:: PROBLEM DESCRIPTION ::
Find every line in the records below that holds the word "customerId", and copy each one.

:: RECORDS TO PROCESS ::
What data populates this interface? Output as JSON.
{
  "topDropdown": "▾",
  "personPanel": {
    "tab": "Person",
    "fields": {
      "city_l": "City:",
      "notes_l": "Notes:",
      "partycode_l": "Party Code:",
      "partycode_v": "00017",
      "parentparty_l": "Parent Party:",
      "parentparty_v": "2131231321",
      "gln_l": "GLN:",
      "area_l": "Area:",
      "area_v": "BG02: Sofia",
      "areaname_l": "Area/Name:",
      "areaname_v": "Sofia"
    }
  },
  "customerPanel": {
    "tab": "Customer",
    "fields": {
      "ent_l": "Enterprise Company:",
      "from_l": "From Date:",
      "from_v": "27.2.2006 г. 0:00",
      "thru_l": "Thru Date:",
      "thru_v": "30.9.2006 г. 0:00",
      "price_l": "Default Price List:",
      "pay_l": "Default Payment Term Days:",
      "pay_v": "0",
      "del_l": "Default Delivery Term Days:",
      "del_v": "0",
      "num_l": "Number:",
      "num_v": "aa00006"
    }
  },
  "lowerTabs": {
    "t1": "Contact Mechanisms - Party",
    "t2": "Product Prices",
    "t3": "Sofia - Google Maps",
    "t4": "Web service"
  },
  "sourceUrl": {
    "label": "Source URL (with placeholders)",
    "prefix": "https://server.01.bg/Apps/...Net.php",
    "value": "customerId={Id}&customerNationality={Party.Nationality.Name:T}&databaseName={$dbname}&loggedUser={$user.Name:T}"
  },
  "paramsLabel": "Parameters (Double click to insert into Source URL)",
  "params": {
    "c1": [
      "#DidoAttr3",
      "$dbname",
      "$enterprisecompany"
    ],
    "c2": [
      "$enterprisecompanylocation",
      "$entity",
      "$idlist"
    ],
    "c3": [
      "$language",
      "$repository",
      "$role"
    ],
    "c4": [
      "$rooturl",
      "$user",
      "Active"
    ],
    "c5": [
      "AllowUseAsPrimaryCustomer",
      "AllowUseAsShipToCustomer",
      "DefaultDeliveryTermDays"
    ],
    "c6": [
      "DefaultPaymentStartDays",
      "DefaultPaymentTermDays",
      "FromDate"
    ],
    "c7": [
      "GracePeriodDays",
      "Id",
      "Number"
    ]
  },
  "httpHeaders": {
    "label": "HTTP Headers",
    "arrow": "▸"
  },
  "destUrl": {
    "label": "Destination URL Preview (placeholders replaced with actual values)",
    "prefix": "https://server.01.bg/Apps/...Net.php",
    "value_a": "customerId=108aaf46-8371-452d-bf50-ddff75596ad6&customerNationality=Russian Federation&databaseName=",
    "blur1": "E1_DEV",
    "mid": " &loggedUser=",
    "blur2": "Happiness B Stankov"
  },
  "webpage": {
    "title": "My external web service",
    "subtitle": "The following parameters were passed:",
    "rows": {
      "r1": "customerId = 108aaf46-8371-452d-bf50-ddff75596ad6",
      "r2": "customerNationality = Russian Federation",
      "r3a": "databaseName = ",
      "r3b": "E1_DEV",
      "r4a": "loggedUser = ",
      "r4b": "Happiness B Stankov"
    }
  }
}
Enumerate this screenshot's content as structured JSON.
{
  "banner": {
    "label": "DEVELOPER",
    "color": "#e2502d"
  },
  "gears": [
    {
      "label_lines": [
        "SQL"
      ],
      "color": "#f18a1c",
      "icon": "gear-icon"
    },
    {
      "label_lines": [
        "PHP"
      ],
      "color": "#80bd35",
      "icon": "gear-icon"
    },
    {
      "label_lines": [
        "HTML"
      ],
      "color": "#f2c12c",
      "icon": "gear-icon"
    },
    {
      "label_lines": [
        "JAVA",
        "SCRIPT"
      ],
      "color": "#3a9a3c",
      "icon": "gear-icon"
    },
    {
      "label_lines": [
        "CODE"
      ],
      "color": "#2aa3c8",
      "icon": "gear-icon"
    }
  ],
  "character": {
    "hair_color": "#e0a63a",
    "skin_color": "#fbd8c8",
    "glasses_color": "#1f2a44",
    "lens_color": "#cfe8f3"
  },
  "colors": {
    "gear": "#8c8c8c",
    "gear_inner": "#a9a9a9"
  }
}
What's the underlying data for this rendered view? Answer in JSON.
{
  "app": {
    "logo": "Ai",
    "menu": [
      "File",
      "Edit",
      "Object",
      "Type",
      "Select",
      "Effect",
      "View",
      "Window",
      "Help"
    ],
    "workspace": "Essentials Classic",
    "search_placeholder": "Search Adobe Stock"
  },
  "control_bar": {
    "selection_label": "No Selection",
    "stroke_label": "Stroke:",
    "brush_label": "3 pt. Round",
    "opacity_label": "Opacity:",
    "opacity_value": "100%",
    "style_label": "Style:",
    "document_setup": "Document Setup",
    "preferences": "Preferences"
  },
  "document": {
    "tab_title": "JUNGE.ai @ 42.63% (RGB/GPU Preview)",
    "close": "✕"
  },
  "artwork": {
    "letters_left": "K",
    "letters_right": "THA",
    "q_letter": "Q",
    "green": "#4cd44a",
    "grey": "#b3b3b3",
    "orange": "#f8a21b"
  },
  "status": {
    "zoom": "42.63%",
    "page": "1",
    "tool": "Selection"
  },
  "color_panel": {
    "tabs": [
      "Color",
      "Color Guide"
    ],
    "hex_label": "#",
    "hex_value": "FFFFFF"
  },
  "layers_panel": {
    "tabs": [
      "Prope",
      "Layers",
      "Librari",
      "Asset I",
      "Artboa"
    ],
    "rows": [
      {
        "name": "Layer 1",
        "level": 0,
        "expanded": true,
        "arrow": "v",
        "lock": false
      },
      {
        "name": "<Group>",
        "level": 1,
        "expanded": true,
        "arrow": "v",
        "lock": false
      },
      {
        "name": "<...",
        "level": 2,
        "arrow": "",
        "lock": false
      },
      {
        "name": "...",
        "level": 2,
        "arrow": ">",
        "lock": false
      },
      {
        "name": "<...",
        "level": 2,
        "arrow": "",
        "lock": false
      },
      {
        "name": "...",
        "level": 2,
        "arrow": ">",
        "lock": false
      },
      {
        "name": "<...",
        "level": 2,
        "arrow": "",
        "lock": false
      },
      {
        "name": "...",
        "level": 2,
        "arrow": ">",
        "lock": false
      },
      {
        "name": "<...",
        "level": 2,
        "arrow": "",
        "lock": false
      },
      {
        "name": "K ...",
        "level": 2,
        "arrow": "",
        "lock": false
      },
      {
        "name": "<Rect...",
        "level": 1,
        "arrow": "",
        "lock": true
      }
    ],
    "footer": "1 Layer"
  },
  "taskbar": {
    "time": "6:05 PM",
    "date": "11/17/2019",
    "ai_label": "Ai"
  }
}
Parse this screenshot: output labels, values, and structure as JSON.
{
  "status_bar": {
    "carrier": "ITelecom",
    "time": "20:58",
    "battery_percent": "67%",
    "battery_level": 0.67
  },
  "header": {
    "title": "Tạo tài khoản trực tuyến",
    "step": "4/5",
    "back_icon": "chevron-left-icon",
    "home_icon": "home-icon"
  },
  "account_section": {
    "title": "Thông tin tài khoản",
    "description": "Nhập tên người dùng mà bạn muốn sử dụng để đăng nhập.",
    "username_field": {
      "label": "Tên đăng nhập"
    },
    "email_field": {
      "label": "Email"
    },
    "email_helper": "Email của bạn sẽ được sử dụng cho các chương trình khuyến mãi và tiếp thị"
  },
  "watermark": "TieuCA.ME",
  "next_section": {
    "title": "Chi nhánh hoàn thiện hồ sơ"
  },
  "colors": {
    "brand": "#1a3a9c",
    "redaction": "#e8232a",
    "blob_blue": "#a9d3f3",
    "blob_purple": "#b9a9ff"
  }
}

:: OUTPUT OF THE TASK ::
    "value": "customerId={Id}&customerNationality={Party.Nationality.Name:T}&databaseName={$dbname}&loggedUser={$user.Name:T}"
    "value_a": "customerId=108aaf46-8371-452d-bf50-ddff75596ad6&customerNationality=Russian Federation&databaseName=",
      "r1": "customerId = 108aaf46-8371-452d-bf50-ddff75596ad6",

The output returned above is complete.